### ACTION ITEM
All entries below must be reproduced without a single change.

### THE DATA
- - - - - - -
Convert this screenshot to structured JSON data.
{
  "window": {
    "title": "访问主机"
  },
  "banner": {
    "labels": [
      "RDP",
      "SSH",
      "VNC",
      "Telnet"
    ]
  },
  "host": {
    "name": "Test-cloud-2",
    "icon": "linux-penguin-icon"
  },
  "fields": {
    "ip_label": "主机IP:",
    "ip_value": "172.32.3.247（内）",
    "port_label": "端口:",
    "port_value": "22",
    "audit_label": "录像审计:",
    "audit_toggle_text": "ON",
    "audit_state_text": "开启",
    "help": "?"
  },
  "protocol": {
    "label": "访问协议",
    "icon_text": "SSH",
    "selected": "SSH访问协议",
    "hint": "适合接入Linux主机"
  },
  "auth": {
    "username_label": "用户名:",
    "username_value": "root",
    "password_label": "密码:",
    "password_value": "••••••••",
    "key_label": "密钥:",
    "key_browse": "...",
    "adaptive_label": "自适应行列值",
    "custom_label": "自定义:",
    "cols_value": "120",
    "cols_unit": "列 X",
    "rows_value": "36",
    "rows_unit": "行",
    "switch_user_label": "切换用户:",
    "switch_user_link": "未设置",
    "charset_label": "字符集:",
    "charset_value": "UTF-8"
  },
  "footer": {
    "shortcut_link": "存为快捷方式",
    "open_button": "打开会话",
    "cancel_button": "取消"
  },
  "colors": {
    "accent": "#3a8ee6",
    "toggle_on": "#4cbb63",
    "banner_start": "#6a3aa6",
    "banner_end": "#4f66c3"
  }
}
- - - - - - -
### EXERCISE OUTPUT
Convert this screenshot to structured JSON data.
{
  "window": {
    "title": "访问主机"
  },
  "banner": {
    "labels": [
      "RDP",
      "SSH",
      "VNC",
      "Telnet"
    ]
  },
  "host": {
    "name": "Test-cloud-2",
    "icon": "linux-penguin-icon"
  },
  "fields": {
    "ip_label": "主机IP:",
    "ip_value": "172.32.3.247（内）",
    "port_label": "端口:",
    "port_value": "22",
    "audit_label": "录像审计:",
    "audit_toggle_text": "ON",
    "audit_state_text": "开启",
    "help": "?"
  },
  "protocol": {
    "label": "访问协议",
    "icon_text": "SSH",
    "selected": "SSH访问协议",
    "hint": "适合接入Linux主机"
  },
  "auth": {
    "username_label": "用户名:",
    "username_value": "root",
    "password_label": "密码:",
    "password_value": "••••••••",
    "key_label": "密钥:",
    "key_browse": "...",
    "adaptive_label": "自适应行列值",
    "custom_label": "自定义:",
    "cols_value": "120",
    "cols_unit": "列 X",
    "rows_value": "36",
    "rows_unit": "行",
    "switch_user_label": "切换用户:",
    "switch_user_link": "未设置",
    "charset_label": "字符集:",
    "charset_value": "UTF-8"
  },
  "footer": {
    "shortcut_link": "存为快捷方式",
    "open_button": "打开会话",
    "cancel_button": "取消"
  },
  "colors": {
    "accent": "#3a8ee6",
    "toggle_on": "#4cbb63",
    "banner_start": "#6a3aa6",
    "banner_end": "#4f66c3"
  }
}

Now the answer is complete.